The team demonstrated that their new MRI approach can detect people who have early-stage Parkinson’s disease with 85% accuracy, according to research published in Neurology, the medical journal of the American Academy of Neurology.
Dr Clare Mackay, one of the lead researchers, explains: ‘Our MRI approach showed a very strong difference in connectivity between those who had Parkinson’s disease and those that did not. So much so, that we wondered if it was too good to be true and carried out a validation test in a second group of patients. We got a similar result the second time.’
Claire Bale, Research Communications Manager at Parkinson’s UK, explains: ‘This new research takes us one step closer to diagnosing Parkinson’s at a much earlier stage – one of the biggest challenges facing research into the condition. By using a new, simple scanning technique the team at Oxford University have been able to study levels of activity in the brain which may suggest that Parkinson’s is present. One person every hour is diagnosed with Parkinson’s in the UK, and we hope that the researchers are able to continue to refine their test so that it can one day be part of clinical practice.’
The researchers from the Oxford Parkinson’s Disease Centre also received support from the National Institute for Health Research (NIHR) Oxford Biomedical Research Centre and the NIHR Clinical Research Network: Dementias and neurodegeneration (DeNDRoN).
Parkinson’s disease is characterised by tremor, slow movement, and stiff and inflexible muscles. It's thought to affect around 1 in 500 people, meaning there are an estimated 127,000 people in the UK with the condition. There is currently no cure for the disease, although there are treatments that can reduce symptoms and maintain quality of life for as long as possible.
Parkinson’s disease is caused by the progressive loss of a particular set of nerve cells in the brain, but this damage to nerve cells will have been going on for a long time before symptoms become apparent.
If treatments are to be developed that can slow or halt the progression of the disease before it affects people significantly, the researchers say, we need methods to be able to identify people at risk before symptoms take hold.
Conventional MRI cannot detect early signs of Parkinson’s, so the Oxford researchers used an MRI technique, called resting-state fMRI, in which people are simply required to stay still in the scanner. They used the MRI data to look at the ‘connectivity’, or strength of brain networks, in the basal ganglia – part of the brain known to be involved in Parkinson’s disease.
The team compared 19 people with early-stage Parkinson’s disease while not on medication with 19 healthy people, matched for age and gender. They found that the Parkinson’s patients had much lower connectivity in the basal ganglia.

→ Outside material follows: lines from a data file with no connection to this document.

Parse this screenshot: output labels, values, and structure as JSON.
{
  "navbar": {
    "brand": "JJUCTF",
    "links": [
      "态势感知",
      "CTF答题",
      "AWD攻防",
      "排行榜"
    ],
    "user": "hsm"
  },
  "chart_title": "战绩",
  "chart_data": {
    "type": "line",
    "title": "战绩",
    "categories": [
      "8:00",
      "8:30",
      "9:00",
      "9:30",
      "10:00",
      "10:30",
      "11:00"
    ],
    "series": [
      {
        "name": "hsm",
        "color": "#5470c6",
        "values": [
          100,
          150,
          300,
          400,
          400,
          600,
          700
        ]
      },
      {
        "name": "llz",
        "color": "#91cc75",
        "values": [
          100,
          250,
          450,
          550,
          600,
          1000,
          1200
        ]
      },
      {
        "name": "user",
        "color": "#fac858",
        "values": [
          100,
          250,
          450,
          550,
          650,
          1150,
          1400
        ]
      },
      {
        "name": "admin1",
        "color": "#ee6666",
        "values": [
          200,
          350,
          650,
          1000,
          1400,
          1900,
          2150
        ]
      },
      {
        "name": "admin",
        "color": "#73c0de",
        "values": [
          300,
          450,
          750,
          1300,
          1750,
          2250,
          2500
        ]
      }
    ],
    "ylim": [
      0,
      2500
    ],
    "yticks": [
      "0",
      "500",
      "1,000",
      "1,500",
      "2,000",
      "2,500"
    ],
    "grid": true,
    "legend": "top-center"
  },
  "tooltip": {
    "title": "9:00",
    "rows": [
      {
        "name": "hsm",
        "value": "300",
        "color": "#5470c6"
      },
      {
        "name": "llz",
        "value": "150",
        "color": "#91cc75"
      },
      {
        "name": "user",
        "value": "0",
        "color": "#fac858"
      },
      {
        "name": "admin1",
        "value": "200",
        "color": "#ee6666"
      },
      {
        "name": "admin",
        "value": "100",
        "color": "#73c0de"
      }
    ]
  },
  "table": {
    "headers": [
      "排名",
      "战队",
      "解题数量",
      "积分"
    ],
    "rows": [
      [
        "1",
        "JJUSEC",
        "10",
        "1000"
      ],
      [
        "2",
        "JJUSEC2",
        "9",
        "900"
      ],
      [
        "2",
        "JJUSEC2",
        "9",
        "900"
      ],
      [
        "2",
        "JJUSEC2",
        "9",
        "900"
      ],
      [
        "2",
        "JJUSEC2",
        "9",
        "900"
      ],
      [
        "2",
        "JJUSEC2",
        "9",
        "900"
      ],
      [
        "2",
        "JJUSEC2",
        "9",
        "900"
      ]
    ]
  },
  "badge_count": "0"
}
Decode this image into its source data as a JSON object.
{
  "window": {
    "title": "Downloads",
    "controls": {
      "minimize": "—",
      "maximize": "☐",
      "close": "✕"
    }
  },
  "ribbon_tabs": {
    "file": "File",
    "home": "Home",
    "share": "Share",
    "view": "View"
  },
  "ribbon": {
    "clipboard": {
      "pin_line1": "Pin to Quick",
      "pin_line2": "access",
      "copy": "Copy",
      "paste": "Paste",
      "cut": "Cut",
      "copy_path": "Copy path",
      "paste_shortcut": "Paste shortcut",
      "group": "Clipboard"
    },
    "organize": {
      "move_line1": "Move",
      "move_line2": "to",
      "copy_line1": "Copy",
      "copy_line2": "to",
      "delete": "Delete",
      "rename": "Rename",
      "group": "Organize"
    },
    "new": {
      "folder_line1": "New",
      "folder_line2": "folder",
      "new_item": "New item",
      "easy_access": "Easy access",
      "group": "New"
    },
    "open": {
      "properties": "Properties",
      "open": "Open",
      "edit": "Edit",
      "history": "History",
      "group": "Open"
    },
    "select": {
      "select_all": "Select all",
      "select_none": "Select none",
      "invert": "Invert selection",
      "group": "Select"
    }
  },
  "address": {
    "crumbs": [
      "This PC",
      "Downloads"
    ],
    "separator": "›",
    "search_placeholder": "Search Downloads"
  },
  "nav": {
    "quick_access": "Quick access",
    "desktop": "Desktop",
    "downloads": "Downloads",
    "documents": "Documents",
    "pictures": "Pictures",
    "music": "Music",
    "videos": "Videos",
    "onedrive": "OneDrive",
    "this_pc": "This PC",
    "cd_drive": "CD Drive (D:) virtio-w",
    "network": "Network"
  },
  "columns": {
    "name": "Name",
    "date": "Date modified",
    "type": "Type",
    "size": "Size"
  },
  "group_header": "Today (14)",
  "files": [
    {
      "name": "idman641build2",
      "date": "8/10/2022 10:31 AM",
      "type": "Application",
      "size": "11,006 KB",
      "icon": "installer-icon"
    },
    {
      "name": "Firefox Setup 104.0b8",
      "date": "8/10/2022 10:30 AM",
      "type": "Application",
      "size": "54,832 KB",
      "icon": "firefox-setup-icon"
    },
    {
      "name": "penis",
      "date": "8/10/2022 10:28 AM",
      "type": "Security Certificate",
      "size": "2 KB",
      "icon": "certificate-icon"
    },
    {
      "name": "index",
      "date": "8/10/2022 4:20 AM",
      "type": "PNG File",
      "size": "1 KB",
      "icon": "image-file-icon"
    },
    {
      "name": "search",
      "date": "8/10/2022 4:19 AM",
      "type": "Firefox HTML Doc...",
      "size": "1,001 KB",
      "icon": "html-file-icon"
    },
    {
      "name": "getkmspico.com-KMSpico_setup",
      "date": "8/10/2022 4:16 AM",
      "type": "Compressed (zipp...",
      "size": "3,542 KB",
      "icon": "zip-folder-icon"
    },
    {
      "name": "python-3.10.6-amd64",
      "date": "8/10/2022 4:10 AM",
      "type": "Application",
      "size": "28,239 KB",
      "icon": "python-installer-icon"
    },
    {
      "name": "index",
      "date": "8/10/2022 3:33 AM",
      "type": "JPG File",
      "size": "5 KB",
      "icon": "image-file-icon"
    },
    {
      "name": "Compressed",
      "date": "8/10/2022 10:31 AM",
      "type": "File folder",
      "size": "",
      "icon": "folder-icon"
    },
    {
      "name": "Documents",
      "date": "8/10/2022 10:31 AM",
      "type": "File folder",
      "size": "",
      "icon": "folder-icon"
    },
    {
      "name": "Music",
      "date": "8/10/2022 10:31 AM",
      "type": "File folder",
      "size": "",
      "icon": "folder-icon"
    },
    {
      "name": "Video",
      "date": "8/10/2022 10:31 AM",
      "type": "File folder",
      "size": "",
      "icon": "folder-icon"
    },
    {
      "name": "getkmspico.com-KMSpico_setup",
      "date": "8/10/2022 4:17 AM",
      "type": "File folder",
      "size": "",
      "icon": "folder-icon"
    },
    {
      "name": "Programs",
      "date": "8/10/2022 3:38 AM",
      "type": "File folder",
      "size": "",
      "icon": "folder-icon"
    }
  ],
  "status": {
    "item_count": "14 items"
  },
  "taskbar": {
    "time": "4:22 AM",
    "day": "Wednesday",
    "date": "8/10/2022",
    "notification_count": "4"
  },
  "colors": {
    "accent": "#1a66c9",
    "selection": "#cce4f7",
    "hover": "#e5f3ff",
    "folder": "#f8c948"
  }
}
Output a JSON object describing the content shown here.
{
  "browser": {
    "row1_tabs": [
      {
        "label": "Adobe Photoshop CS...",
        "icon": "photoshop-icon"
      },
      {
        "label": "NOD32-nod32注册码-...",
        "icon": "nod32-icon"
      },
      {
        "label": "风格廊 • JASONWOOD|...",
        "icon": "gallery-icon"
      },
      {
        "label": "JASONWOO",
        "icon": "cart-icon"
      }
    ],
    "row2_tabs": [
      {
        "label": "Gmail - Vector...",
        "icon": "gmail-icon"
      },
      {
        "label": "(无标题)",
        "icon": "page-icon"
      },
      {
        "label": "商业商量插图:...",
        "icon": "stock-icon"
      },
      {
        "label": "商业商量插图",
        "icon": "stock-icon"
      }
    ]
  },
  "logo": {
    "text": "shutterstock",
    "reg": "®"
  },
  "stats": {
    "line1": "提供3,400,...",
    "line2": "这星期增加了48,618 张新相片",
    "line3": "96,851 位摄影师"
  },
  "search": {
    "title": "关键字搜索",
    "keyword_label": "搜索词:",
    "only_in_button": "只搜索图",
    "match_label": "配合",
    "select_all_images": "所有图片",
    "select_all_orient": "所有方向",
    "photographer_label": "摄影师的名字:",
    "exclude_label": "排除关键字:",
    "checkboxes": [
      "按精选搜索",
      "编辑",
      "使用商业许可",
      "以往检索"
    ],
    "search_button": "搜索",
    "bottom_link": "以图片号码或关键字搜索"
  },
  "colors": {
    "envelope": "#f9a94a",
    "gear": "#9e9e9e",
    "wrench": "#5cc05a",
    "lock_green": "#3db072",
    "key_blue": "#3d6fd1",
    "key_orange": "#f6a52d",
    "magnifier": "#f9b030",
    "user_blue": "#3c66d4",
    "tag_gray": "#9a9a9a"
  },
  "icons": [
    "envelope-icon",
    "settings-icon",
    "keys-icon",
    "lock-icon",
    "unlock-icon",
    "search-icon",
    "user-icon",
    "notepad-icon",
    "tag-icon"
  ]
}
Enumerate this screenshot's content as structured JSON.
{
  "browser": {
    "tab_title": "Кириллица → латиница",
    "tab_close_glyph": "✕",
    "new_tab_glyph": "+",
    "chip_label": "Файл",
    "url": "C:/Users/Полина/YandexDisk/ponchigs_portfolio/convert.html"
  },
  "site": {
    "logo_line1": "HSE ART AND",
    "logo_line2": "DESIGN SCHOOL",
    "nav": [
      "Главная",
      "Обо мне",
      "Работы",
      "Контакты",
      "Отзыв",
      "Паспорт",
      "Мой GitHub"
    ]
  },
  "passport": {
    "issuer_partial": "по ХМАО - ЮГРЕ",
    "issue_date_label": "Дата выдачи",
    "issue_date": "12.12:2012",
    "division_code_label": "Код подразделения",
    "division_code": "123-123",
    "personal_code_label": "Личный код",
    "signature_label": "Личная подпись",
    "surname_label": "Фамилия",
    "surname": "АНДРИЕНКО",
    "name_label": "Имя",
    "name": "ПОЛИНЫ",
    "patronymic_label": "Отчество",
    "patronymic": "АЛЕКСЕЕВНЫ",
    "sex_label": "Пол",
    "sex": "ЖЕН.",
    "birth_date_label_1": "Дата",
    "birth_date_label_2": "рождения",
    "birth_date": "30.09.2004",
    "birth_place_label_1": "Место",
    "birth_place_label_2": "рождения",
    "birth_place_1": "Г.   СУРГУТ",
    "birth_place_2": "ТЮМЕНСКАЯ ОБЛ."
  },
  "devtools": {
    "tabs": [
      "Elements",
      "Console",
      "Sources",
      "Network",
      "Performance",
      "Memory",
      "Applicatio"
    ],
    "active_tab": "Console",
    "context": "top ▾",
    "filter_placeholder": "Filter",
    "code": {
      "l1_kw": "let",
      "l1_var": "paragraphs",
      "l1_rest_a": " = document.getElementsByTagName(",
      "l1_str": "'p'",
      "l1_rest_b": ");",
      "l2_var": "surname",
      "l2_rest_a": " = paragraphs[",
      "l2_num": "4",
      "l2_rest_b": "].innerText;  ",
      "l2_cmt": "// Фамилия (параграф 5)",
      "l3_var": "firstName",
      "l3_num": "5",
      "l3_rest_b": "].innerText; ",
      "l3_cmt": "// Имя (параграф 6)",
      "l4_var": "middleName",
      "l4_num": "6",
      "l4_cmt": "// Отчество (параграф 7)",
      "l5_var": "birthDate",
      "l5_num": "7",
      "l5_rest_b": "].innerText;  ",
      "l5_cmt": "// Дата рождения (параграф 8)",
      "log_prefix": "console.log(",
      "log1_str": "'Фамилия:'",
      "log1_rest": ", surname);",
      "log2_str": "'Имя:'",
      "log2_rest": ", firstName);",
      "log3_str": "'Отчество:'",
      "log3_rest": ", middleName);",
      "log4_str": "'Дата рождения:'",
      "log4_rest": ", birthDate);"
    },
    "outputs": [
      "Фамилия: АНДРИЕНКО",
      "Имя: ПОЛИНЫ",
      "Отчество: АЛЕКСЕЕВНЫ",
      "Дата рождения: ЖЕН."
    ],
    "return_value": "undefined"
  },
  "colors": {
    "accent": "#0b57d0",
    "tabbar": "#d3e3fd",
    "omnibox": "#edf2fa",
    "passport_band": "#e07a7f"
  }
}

The researchers were able to define a cut-off or threshold level of connectivity. Falling below this level was able to predict who had Parkinson’s disease with 100% sensitivity (it picked up everyone with Parkinson’s) and 89.5% specificity (it picked up few people without Parkinson’s – there were few false positives).
Dr Michele Hu of the Nuffield Department of Clinical Neurosciences is one of the joint lead researchers. She said: ‘We think that our MRI test will be relevant for diagnosis of Parkinson’s. We tested it in people with early-stage Parkinson’s. But because it is so sensitive in these patients, we hope it will be able to predict who is at risk of disease before any symptoms have developed. However, this is something that we still have to show in further research.’
The scientists applied their MRI test to a second group of 13 early-stage Parkinson’s patients as a validation of the approach. They correctly identified 11 out of the 13 patients (85% accuracy).
The researchers are now carrying out further studies of their MRI technique with people who are at increased risk of Parkinson’s.